„There are very few cases where perpetrators actually take responsibility. In the instances that I can recall, in the current MeToo-movement, it has usually been done quite clumsily. For example, it has not been done in consultation with the victims and people have not taken full responsibility,“ says Gabríela Bryndís Ernudóttir, psychologist and chairwoman for the activist organization Líf án ofbeldis, or Life Without Violence.
When prompted whether, in her opinion, perpetrators that have denied all allegations can actually regret their acts, come forward and confess, Ernudóttir replies:
„For many perpetrators, they are to some extent raised in an environment where they are not held accountable. The family is often not ready to face the fact that the child has violated someone else. It will be much harder for the perpetrator to face his or her actions, if the parents or siblings say to them: „No, you did not do this.““
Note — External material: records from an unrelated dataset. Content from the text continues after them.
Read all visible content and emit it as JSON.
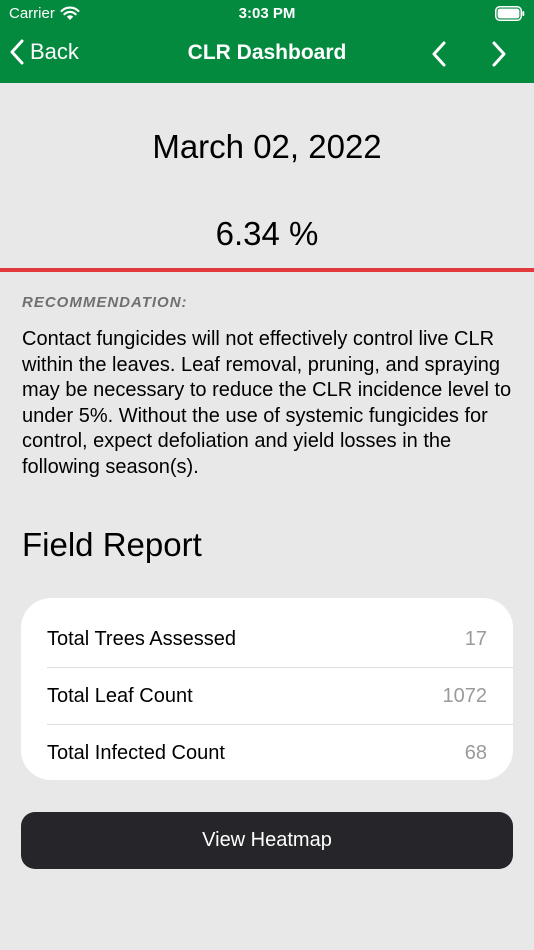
{
  "status_bar": {
    "carrier": "Carrier",
    "time": "3:03 PM",
    "icons": [
      "wifi-icon",
      "battery-icon"
    ]
  },
  "nav": {
    "back_label": "Back",
    "title": "CLR Dashboard",
    "icons": [
      "chevron-left-icon",
      "chevron-right-icon"
    ]
  },
  "summary": {
    "date": "March 02, 2022",
    "percentage": "6.34 %"
  },
  "recommendation": {
    "label": "RECOMMENDATION:",
    "text": "Contact fungicides will not effectively control live CLR within the leaves. Leaf removal, pruning, and spraying may be necessary to reduce the CLR incidence level to under 5%. Without the use of systemic fungicides for control, expect defoliation and yield losses in the following season(s)."
  },
  "field_report": {
    "heading": "Field Report",
    "rows": [
      {
        "label": "Total Trees Assessed",
        "value": "17"
      },
      {
        "label": "Total Leaf Count",
        "value": "1072"
      },
      {
        "label": "Total Infected Count",
        "value": "68"
      }
    ]
  },
  "actions": {
    "heatmap_label": "View Heatmap"
  },
  "colors": {
    "header": "#048a3f",
    "alert_line": "#e23a3a",
    "background": "#e8e8e8",
    "button": "#26262a"
  }
}
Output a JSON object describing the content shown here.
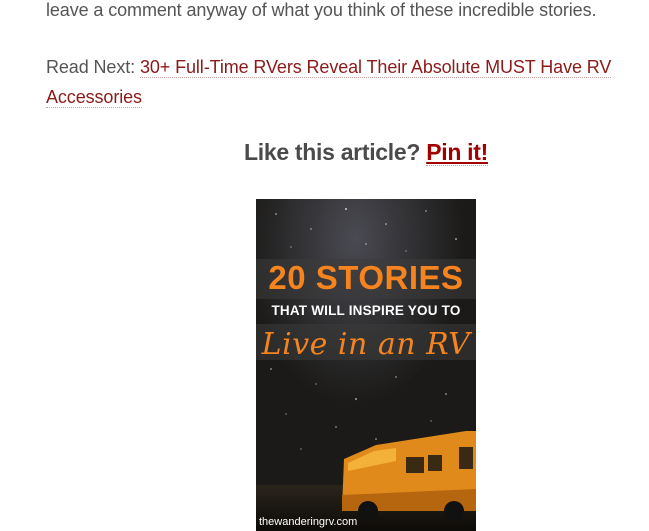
{
  "article": {
    "top_line": "leave a comment anyway of what you think of these incredible stories.",
    "read_next_label": "Read Next: ",
    "read_next_link": "30+ Full-Time RVers Reveal Their Absolute MUST Have RV Accessories"
  },
  "pin_cta": {
    "prompt": "Like this article? ",
    "link": "Pin it!"
  },
  "pin_image": {
    "headline": "20 STORIES",
    "subline": "THAT WILL INSPIRE YOU TO",
    "script": "Live in an RV",
    "site": "thewanderingrv.com"
  },
  "colors": {
    "link": "#8b1a1a",
    "pin_link": "#a00000",
    "accent_orange": "#f5841f"
  }
}
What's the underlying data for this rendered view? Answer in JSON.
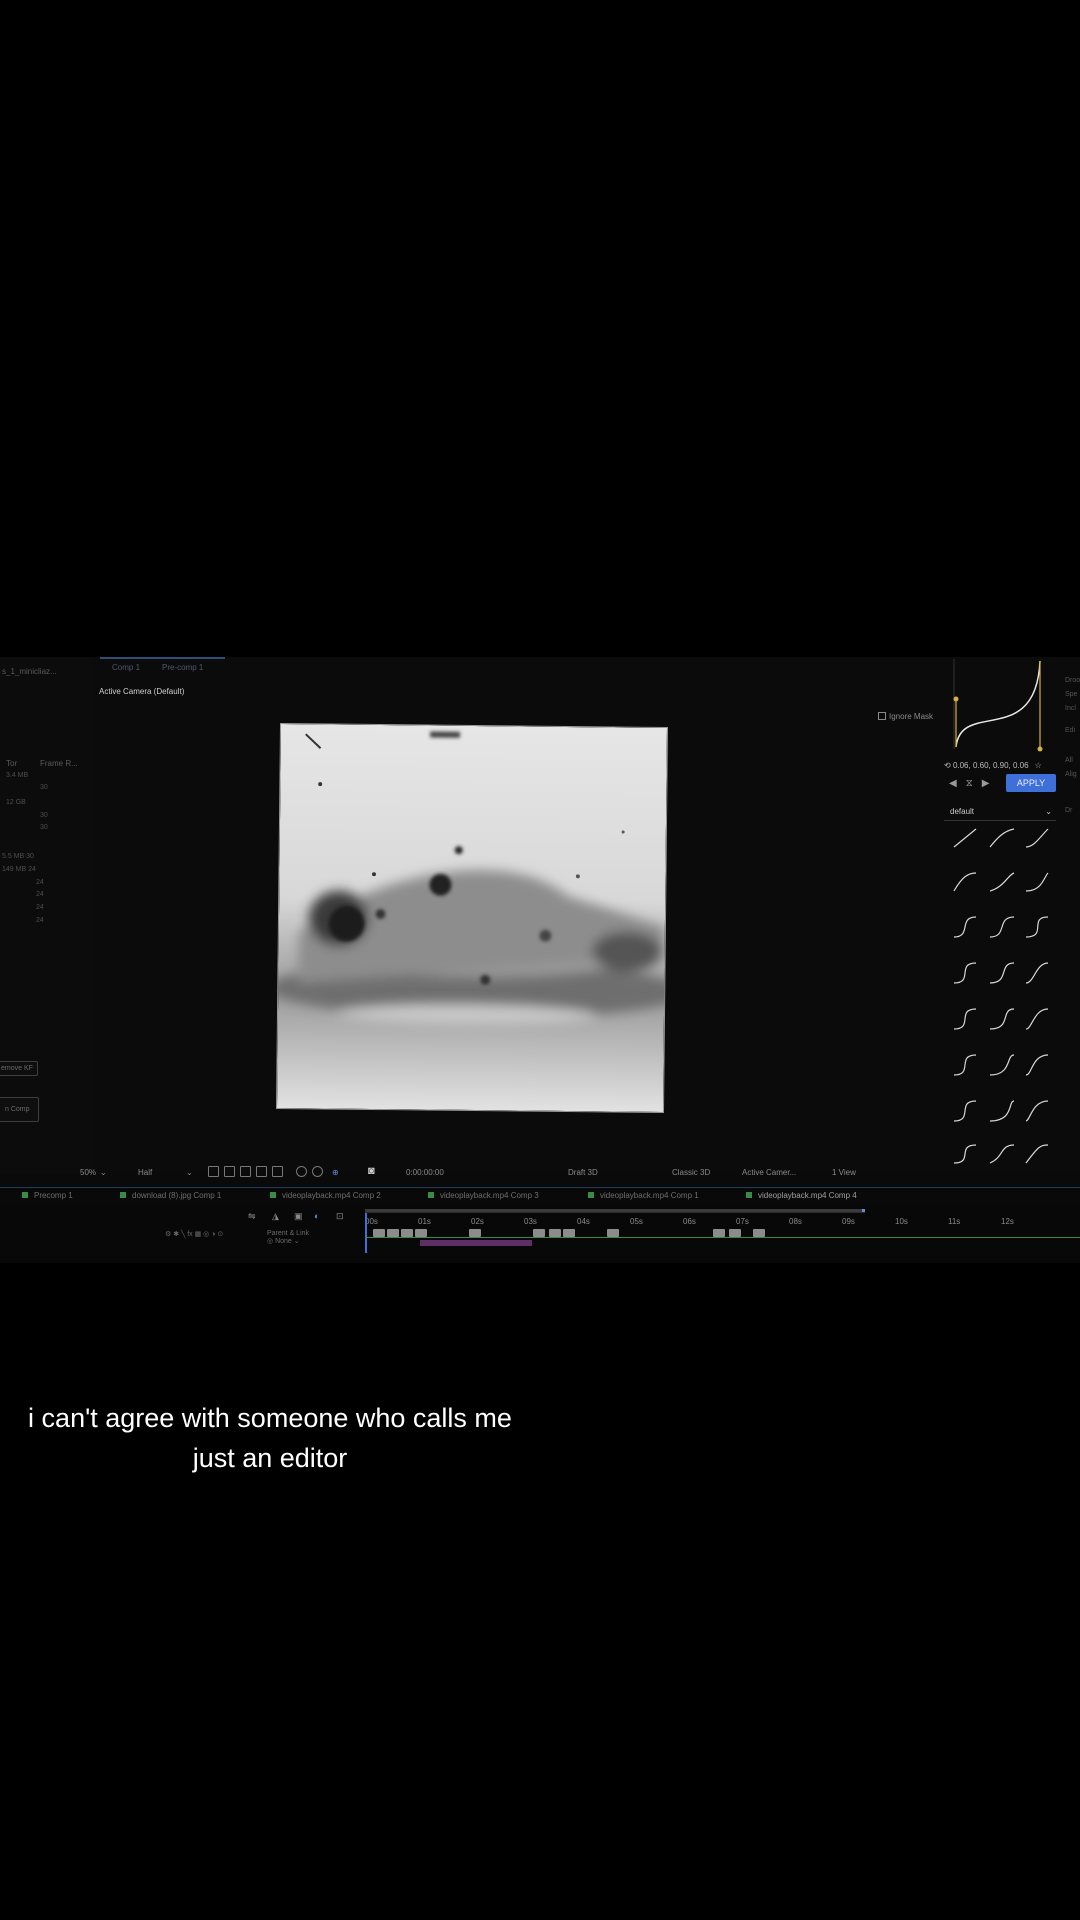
{
  "project": {
    "name": "s_1_minicliaz...",
    "col_type": "Tor",
    "col_frame": "Frame R...",
    "rows": [
      "3.4 MB",
      "30",
      "12 GB",
      "30",
      "30",
      "5.5 MB  30",
      "149 MB  24",
      "24",
      "24",
      "24",
      "24"
    ],
    "buttons": [
      "emove KF",
      "n Comp"
    ]
  },
  "viewer": {
    "tabs": [
      "Comp 1",
      "Pre-comp 1"
    ],
    "camera_label": "Active Camera (Default)",
    "ignore_mask": "Ignore Mask",
    "zoom": "50%",
    "resolution": "Half",
    "timecode": "0:00:00:00",
    "renderer": "Draft 3D",
    "renderer_mode": "Classic 3D",
    "camera_select": "Active Camer...",
    "view_layout": "1 View"
  },
  "easing": {
    "coords": "0.06, 0.60, 0.90, 0.06",
    "apply": "APPLY",
    "preset": "default"
  },
  "comp_tabs": [
    "Precomp 1",
    "download (8).jpg Comp 1",
    "videoplayback.mp4 Comp 2",
    "videoplayback.mp4 Comp 3",
    "videoplayback.mp4 Comp 1",
    "videoplayback.mp4 Comp 4"
  ],
  "timeline": {
    "ticks": [
      "00s",
      "01s",
      "02s",
      "03s",
      "04s",
      "05s",
      "06s",
      "07s",
      "08s",
      "09s",
      "10s",
      "11s",
      "12s"
    ],
    "parent_header": "Parent & Link",
    "parent_value": "None"
  },
  "caption": {
    "line1": "i can't agree with someone who calls me",
    "line2": "just an editor"
  }
}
There are obviously not many examples of perpetrators coming forward, taking responsibility, and giving back to society. „There is a definitive need for role models; perpetrators that have truly changed their ways and worked on themselves, so that they have become role models for others to stop violating people, and possibly give back in a way that helps others but harms no one.“
If a perpetrator chooses to come forward, it is vital to consult with the victim of their abuse, according to Ernudóttir. „It is of course very controversial when men speak publicly on the violence and abuse they have subjected. That can be a burden for their victims. Violence involves the use of force. Therefore, it is vital not to take power away from the victims when perpetrators wish to amend for their crimes.
The person that was violated must consent to listening to the perpetrator for the conversation to take place. It is not necessarily certain that they are willing to do so. The perpetrator can in no way force himself on the victim and demand for them to enter some kind of conciliation or mediation with him.“
Ernudóttir states that it is vital for the victim to be in charge of the situation, if the perpetrator wishes to come forward and take responsibility. Such examples are much too rare, despite the fact that resources are available.
This is part of a larger article in the latest magazine issue of Mannlíf.
This article was originally published in Icelandic by Katrín Heiða Guðjónsdóttir.